- [Activity]:
Some lines below hold "lizzy". Pick them out and copy them.

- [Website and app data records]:
┄┄┄┄┄┄

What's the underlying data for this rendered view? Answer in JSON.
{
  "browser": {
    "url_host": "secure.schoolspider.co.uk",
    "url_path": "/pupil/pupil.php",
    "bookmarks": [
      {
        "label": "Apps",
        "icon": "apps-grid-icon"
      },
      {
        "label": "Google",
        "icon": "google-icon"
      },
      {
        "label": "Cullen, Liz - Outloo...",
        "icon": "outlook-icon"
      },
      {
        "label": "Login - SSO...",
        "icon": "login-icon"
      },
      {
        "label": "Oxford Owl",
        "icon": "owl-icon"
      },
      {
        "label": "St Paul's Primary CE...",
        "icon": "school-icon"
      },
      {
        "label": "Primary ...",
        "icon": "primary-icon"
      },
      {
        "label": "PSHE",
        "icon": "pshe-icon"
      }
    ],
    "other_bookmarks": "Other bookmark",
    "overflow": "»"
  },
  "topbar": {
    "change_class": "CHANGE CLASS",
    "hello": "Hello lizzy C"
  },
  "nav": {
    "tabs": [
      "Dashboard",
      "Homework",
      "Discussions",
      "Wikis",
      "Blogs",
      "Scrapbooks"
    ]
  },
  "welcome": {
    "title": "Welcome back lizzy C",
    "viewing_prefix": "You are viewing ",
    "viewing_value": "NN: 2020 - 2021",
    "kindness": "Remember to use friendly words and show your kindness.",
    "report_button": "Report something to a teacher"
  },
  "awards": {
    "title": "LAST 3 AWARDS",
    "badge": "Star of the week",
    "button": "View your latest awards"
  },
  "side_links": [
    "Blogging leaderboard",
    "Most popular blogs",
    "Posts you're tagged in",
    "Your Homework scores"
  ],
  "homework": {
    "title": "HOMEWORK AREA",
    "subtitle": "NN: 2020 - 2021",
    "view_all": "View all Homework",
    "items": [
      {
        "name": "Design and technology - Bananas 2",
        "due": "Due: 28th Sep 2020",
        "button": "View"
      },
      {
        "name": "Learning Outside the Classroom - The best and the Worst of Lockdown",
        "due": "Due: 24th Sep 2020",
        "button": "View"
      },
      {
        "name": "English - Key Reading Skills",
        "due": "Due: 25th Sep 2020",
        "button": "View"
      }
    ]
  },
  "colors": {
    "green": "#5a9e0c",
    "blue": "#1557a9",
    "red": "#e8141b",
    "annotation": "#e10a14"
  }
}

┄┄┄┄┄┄

- [Solution to this task]:
    "hello": "Hello lizzy C"
    "title": "Welcome back lizzy C",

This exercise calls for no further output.